1. Open the Model Block PIL model. This model is configured for STM32 Nucleo F401RE target. You can run the model for other Nucleo targets, by changing the Hardware board to supported nucleo board in the Configuration Parameters > Hardware Implementation pane. The model contains two Model blocks that both point at the same referenced model. Note, that the Hardware board change has to be made in the reference model also by double clicking on counterA or counterB to open the refernced model and following the steps above. You will configure one of the Model blocks to run in PIL simulation mode and the other in normal mode.

2. Choose a PIL communication interface by following the steps in Task 1 above.

3. Configure and run CounterA Model block in PIL simulation mode by following steps below:

4. When the model starts running, Scope1 displays the PIL simulation output running on the Nucleo board while Scope2 shows the normal mode simulation output.

Task 4 - Verify the generated code for a subsystem using a PIL block

This example shows how to use a PIL block for subsystem code verification. With this approach:
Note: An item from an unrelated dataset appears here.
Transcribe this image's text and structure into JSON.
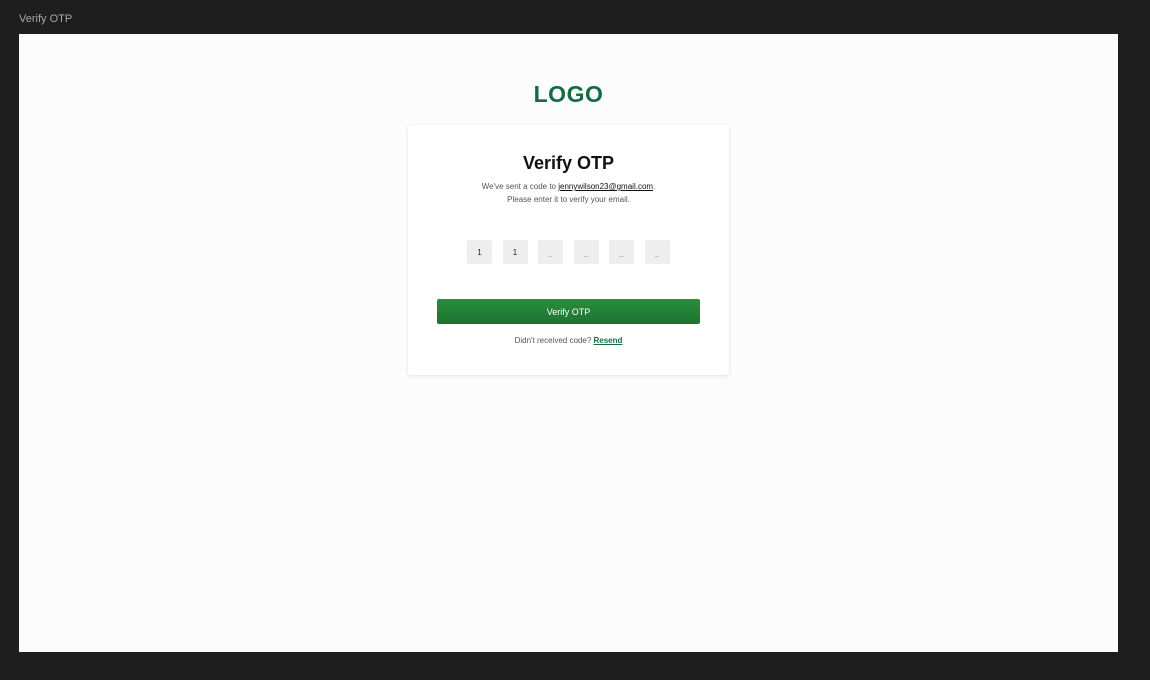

  • You can verify the code generated for a subsystem
  • You must provide a test harness model to supply a test vector or stimulus inputs
  • You must swap your original subsystem with a generated PIL block; you should be careful to avoid saving your model in this state as you would lose your original subsystem

1. Open the PIL Block model. This model is configured for the STM32 Nucleo F401RE target. You can run the model for other Nucleo targets, by changing the Hardware board to supported nucleo board in the Configuration Parameters > Hardware Implementation pane.

The objective here is to create a PIL block out of the Controller subsystem that you will run on the Nucleo board.

2. Choose a PIL communication interface by following the steps in Task 1 above.

3. Enable PIL by following steps:

4. Create a PIL block for the Controller subsystem by following below steps:

5. Run PIL simulation by following below steps:

6. The generated executable is copied to the drive letter in Windows of the board.

7. You can switch between the original and PIL block subsystems by double clicking on the Manual Switch block. Double click on the Numerical Differences block to see the difference between the simulated Controller subsystem and the PIL block running on the Nucleo board.

Summary

This example introduced code verification workflows using PIL.